By promoting mutual respect and tolerance in a diverse society it encourages children to develop their sense of identity and belonging. It enables them to flourish individually within their communities and as citizens in a diverse society and global community. It enables pupils to develop respect for and sensitivity to others, in particular those whose faiths and beliefs are different from their own. It promotes tolerance and enables pupils to combat prejudice.





Norton – White British, English as first language, Christian.

Catchment area – widening, more children from deprived areas.

In line with new statutory framework.

Whole school teaching online safety objectives in Autumn term – important knowledge and skills that can be referred to throughout the year. Basis for all work that includes use of electronic devices.

Mental health and wellbeing objectives to be taught in Autumn term – basis for conversations throughout the year.

When objectives are taught have been decided by Year group teachers. They are best placed to know if the objectives fit with other subject areas that they are teaching e.g. Science, PE, RE.


Art and Design Curriculum Overview

At The Glebe Primary School, we value Art and Design as an important part of every child’s entitlement to a broad and balanced curriculum. We recognise the vital role of Art and Design in allowing curiosity, creativity and selfexpression to develop alongside resilience, confidence and critical thinking skills.


Art and design embody some of the highest forms of human creativity. A high-quality art and design education should engage, inspire and challenge pupils, equipping them with the knowledge and skills to experiment, invent and create their own works of art, craft and design. As pupils progress, they should be able to think critically and develop a more rigorous understanding of art and design. They should also know how art and design both reflect and shape our history, and contribute to the culture, creativity and wealth of our nation.

The intent of our Art and Design curriculum is to deliver a curriculum which is accessible to all and that will maximise the development of every child’s ability and academic achievement in the area of Art and Design; enabling them to know more about art and artists, remember more about art and the artists they learn about and understand how to use and apply this knowledge to impact upon their own art work.



The Glebe Primary School aims to develop the knowledge, skills and capabilities necessary for wellbeing in our children. Physical fitness is one of many important parts of leading a healthier lifestyle. It teaches self-discipline and that to be successful you must work hard, show resilience and have the determination to believe that anything can be achieved. We love sports and healthy lifestyles at Glebe and that is reflected in our children’s approach to this subject.


At Glebe Primary School we teach children life skills that will positively impact on their future. We aim to deliver high-quality teaching and learning opportunities that inspire all children to succeed in physical activities. We want to teach children how to cooperate and collaborate with others, as part of a team, learn to be successful and to overcome challenges.
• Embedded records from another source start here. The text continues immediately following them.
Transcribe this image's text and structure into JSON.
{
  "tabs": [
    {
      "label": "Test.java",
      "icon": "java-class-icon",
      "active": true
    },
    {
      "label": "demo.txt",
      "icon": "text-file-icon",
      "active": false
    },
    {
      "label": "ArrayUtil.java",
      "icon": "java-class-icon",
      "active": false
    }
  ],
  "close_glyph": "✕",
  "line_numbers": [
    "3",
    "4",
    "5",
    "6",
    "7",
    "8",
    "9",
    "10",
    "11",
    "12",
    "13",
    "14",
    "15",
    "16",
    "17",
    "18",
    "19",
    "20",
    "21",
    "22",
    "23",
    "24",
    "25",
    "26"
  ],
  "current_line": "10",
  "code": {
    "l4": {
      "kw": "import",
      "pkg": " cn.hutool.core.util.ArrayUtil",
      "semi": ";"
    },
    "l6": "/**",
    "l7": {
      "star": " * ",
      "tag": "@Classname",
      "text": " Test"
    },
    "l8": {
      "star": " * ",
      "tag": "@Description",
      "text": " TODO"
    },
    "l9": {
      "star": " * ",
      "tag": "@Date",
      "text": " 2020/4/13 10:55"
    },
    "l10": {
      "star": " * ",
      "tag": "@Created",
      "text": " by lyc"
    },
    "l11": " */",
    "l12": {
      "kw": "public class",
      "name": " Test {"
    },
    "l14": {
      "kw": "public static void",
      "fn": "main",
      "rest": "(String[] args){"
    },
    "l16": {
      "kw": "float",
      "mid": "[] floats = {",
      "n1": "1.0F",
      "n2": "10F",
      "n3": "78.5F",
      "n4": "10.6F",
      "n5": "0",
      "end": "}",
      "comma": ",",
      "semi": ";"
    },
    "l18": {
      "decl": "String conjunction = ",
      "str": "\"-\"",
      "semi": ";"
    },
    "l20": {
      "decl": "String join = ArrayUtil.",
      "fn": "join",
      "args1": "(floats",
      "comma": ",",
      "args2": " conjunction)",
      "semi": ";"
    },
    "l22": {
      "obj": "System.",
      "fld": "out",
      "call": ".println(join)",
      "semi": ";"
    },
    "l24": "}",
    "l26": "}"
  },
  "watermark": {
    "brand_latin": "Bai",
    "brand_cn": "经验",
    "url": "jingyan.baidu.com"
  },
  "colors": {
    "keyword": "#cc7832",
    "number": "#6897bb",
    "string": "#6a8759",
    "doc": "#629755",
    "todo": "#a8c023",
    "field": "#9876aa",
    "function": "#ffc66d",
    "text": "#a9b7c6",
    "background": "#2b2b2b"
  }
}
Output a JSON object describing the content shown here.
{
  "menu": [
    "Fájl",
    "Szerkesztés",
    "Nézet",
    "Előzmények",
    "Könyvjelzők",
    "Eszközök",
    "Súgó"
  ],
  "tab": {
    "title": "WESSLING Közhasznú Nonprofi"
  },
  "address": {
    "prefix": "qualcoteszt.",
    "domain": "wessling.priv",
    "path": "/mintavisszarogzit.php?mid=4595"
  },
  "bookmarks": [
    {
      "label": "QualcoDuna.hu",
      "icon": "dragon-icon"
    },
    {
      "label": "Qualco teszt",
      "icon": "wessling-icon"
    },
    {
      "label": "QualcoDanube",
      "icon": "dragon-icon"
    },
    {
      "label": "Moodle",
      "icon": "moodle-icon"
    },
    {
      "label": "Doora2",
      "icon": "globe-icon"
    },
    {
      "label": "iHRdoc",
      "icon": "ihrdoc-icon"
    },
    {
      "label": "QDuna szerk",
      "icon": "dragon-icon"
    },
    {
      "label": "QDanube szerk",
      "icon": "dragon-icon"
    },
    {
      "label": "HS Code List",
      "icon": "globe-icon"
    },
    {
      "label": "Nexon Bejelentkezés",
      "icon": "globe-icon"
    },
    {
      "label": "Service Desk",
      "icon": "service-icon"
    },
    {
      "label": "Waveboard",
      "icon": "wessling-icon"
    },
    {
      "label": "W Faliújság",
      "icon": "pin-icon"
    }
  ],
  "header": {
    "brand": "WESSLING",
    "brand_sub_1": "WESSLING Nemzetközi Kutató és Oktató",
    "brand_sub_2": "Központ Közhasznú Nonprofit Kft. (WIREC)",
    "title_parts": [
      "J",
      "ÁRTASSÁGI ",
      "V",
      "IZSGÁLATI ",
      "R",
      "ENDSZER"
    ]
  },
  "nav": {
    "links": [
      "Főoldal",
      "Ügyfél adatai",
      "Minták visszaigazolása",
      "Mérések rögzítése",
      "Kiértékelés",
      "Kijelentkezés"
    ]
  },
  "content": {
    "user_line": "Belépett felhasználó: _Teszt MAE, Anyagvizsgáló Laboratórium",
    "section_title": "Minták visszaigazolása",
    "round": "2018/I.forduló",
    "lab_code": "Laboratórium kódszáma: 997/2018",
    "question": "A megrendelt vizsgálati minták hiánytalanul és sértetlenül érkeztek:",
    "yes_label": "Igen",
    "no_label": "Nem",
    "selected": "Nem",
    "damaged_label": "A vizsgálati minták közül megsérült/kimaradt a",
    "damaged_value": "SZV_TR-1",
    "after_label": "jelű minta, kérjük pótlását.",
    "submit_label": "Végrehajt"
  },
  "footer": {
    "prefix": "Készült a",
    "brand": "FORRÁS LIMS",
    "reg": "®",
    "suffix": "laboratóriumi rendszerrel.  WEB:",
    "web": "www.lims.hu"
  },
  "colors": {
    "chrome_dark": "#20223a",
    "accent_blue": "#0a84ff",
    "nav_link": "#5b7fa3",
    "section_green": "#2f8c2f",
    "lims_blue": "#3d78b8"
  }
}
Our Computing curriculum, at The Glebe aims to teach our pupils the life-skills that will enable them to embrace and utilise new technology in a socially responsible and safe way. We want our pupils to be able to operate in the 21st century society and be aware of the career opportunities that will be open to them. Our aim is for all children to become autonomous, independent users of computing technologies, gaining confidence and enjoyment from their activities. We aim to use technology to support learning across the entire curriculum and to ensure that our curriculum is accessible to every child.  Not only do we want all of our pupils to be digitally literate and competent users of technology, but through our computer science lessons, we want them to develop creativity, resilience, problem-solving and critical thinking skills. We aim for every child to have a breadth of experience to develop their understanding of themselves as individuals within their community, but also as members of a wider global community and as responsible digital citizens.

Design Technology

Design Technology CURRICULUM MAP



Please click the image below for more information on The National Curriculum: